Date of Graduation
Statler College of Engineering and Mineral Resources
Lane Department of Computer Science and Electrical Engineering
The focus of this thesis is to verify the power-saving characteristics of a triac-based motor controller and reduce the harmonics associated with the device by integrating a power quality conditioner. A hardware prototype of a motor controller was constructed using a microcontroller to detect the load magnitude and fire a triac accordingly. Test results showed an average decrease in active power consumption of 23.2% with a 426.6% average increase in harmonic distortion; the largest power savings occurred with light loads. A Simulink model of a line conditioner was created, verified, and adapted to utilize a digital controller. This conditioner uses a DC capacitor and inverter to produce harmonic-compensating signals, and connects to the AC source via a link reactor. The model was combined with a model of the motor controller and the complete system was simulated. Results show a successful reduction in real power consumption with harmonic distortion below 6%.

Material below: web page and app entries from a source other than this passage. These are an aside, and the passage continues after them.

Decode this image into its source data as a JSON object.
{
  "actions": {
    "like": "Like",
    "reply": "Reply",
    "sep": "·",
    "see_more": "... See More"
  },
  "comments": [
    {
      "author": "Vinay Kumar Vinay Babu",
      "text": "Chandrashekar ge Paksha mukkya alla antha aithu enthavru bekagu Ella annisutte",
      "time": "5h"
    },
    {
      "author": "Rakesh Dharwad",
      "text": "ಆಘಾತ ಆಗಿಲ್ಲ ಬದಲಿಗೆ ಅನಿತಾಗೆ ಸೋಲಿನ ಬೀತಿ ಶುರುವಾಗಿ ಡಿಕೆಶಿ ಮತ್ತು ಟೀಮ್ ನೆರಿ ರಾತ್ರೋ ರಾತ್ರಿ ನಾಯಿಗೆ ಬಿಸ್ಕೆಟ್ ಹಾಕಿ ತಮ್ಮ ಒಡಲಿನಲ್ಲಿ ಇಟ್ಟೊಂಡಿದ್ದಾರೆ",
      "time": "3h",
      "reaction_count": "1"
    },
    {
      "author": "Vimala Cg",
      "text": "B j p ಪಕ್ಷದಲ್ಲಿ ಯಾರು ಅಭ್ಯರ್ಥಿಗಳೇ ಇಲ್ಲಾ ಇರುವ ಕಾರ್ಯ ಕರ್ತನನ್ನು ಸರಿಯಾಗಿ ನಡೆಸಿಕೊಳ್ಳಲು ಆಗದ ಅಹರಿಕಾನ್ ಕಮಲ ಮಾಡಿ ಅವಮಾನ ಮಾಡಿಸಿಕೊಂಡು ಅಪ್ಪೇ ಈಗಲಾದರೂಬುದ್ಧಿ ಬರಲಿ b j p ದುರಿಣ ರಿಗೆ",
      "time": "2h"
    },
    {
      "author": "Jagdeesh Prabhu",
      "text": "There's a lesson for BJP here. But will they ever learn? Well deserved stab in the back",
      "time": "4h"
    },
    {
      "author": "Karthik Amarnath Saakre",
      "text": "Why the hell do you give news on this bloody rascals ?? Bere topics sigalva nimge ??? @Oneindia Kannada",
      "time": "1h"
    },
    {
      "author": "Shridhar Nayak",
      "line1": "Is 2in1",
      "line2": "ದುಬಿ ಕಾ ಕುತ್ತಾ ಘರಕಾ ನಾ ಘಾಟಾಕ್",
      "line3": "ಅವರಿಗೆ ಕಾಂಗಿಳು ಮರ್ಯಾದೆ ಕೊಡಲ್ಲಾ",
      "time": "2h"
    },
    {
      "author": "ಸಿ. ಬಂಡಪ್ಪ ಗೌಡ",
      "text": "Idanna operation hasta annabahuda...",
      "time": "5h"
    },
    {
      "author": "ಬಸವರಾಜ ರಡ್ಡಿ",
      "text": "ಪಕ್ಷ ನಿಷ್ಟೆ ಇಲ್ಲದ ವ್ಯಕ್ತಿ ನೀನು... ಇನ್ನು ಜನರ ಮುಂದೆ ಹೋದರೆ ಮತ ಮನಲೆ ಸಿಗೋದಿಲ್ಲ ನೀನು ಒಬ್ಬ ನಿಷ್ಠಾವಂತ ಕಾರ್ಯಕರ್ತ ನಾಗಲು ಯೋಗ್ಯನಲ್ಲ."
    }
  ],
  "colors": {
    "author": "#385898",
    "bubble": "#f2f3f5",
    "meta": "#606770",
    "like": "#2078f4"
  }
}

Robinson, Joshua Scott, "Microcontroller-based power regulation for induction motors with power quality conditioning" (2005). Graduate Theses, Dissertations, and Problem Reports. 1641.